— Work instruction —
Search the records for the string "JSON" and return each line that has it.

— Material provided —
__________

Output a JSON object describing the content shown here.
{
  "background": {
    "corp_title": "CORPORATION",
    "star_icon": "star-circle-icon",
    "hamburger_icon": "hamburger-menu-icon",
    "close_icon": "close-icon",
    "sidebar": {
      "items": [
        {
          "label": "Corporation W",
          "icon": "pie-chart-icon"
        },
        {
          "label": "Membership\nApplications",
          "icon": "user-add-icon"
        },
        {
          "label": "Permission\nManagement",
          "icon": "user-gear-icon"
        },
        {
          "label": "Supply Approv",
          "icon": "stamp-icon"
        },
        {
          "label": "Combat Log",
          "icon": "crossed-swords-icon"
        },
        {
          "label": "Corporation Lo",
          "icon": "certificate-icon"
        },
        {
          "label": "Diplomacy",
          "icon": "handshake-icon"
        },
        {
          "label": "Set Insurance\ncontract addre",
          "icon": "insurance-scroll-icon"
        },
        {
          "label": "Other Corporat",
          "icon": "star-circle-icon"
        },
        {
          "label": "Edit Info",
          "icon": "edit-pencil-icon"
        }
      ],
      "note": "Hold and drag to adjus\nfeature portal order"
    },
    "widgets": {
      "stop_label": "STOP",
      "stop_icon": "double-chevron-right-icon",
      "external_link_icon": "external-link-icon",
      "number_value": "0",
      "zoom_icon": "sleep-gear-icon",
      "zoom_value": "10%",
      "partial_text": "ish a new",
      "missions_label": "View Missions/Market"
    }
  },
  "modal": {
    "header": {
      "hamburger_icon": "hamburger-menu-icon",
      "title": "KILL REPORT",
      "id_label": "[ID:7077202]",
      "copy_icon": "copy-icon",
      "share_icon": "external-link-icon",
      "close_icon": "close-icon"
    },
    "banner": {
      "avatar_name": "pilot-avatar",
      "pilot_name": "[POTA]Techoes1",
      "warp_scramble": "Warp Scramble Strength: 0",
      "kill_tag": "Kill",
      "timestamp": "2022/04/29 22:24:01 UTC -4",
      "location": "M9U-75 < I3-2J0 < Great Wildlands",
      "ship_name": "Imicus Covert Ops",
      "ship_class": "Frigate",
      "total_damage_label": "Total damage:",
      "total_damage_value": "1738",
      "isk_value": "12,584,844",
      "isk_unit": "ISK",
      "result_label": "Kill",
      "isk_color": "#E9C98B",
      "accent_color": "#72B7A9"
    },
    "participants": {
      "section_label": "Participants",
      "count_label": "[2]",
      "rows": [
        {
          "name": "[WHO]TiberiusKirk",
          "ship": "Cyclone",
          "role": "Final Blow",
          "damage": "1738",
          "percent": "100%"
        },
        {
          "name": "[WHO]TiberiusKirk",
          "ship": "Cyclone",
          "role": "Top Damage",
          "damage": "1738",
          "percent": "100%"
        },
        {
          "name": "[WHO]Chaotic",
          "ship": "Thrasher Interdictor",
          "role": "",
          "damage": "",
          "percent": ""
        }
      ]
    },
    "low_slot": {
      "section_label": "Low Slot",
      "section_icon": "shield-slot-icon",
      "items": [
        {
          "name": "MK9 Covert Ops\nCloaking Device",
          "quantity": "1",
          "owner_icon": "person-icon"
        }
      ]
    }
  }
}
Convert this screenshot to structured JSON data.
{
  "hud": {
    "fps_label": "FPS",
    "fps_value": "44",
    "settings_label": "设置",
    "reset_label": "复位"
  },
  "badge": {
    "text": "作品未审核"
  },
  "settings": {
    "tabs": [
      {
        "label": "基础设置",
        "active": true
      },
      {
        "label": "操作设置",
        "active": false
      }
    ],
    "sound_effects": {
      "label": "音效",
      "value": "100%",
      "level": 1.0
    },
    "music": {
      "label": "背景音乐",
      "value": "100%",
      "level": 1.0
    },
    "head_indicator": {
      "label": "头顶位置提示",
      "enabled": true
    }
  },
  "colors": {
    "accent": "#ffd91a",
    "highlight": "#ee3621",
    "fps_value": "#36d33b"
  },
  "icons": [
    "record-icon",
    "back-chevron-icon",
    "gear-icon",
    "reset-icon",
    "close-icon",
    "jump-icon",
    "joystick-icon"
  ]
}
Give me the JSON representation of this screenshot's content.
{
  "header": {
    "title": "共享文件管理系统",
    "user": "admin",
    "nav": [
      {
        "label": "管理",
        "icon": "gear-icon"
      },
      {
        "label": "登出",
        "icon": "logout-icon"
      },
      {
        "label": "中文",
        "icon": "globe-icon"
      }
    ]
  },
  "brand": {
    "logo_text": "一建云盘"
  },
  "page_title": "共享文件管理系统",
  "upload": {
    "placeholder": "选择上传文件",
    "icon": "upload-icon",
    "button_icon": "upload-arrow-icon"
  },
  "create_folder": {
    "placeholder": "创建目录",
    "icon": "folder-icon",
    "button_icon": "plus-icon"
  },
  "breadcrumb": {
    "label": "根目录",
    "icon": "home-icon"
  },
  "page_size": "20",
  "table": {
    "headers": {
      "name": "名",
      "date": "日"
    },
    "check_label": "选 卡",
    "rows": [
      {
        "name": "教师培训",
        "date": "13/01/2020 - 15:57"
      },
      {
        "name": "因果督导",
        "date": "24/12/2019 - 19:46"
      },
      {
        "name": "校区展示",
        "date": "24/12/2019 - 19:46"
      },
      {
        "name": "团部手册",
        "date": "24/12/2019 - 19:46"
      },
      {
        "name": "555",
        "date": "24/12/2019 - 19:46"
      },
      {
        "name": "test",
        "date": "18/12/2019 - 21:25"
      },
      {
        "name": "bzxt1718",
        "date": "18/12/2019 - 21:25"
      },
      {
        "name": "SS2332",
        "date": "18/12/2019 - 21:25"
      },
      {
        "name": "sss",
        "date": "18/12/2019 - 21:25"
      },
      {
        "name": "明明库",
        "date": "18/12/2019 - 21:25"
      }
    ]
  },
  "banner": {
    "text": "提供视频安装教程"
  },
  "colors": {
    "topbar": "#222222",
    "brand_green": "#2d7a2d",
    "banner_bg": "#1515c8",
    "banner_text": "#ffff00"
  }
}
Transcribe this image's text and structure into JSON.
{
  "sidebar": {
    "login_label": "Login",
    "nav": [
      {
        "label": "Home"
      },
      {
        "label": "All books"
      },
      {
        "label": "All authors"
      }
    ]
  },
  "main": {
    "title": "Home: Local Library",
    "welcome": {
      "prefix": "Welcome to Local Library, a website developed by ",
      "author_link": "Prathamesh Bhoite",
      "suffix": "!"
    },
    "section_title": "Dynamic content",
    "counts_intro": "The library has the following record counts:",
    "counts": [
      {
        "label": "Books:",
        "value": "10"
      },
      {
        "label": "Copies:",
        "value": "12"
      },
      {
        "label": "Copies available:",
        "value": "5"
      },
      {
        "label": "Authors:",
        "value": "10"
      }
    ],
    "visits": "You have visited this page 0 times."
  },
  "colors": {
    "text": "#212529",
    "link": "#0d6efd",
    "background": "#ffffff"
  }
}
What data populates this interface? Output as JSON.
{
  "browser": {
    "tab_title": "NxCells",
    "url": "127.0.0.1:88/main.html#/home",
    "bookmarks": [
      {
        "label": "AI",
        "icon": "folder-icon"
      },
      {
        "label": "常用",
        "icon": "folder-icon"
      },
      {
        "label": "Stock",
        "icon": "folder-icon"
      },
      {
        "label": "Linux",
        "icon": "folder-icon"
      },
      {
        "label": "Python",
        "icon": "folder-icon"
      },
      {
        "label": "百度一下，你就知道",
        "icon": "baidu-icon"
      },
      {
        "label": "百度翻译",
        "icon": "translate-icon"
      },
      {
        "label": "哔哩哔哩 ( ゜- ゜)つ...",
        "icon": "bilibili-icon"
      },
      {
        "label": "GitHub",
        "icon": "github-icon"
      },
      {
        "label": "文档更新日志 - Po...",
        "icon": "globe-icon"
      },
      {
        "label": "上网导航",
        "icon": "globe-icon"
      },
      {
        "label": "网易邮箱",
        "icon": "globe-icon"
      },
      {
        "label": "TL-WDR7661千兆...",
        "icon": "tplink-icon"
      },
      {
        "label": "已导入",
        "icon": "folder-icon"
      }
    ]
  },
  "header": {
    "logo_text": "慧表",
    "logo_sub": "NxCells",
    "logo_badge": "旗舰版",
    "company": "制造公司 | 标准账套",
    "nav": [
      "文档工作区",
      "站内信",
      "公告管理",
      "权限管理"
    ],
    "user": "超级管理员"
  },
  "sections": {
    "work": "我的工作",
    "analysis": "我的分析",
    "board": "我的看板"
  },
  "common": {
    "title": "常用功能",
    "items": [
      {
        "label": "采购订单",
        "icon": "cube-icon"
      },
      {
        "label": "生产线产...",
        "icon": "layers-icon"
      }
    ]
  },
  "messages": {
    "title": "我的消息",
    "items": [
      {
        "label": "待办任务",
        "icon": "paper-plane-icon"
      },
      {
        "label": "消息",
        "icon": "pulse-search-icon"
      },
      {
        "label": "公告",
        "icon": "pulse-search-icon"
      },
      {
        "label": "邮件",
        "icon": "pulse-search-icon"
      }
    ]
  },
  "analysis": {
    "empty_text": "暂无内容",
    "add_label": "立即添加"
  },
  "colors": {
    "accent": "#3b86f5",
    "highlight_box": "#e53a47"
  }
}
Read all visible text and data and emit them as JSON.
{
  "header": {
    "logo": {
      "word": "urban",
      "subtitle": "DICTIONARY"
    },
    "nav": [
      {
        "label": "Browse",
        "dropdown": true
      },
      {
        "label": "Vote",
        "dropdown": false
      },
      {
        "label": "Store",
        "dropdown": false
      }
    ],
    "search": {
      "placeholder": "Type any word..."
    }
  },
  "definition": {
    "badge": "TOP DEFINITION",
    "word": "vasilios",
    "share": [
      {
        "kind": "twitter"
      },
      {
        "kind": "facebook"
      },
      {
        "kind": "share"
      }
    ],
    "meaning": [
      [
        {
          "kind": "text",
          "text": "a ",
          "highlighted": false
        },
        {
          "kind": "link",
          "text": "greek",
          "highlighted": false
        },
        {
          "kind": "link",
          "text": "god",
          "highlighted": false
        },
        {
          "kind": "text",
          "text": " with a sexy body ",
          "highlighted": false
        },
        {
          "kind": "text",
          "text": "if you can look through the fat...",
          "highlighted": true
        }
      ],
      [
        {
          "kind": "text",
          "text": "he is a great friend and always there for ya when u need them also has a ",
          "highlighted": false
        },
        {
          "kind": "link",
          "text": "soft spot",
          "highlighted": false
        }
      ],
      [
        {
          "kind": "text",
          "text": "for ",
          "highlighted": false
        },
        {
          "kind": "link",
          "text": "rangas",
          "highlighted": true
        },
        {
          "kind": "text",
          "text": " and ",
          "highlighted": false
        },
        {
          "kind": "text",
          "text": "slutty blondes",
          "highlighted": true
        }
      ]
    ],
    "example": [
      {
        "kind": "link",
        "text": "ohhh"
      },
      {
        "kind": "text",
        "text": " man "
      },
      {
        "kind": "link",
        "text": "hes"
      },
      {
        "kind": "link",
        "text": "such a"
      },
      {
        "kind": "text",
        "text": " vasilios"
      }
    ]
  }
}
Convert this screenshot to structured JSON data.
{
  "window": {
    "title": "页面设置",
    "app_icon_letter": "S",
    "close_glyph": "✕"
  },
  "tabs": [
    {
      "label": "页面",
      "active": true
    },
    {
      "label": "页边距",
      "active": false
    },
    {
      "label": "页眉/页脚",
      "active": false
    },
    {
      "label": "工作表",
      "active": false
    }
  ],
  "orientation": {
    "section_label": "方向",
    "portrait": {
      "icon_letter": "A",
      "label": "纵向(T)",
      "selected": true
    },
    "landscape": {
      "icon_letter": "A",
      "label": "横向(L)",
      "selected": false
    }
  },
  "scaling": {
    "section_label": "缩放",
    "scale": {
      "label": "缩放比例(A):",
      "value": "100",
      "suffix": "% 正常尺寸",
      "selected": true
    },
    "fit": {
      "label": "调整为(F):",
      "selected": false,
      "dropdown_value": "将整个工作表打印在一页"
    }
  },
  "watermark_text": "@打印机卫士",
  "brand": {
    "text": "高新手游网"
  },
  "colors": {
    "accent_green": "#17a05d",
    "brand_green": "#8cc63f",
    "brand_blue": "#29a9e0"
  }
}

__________

— Result of this task —
Output a JSON object describing the content shown here.
Convert this screenshot to structured JSON data.
Give me the JSON representation of this screenshot's content.
Transcribe this image's text and structure into JSON.
What data populates this interface? Output as JSON.
Read all visible text and data and emit them as JSON.
Convert this screenshot to structured JSON data.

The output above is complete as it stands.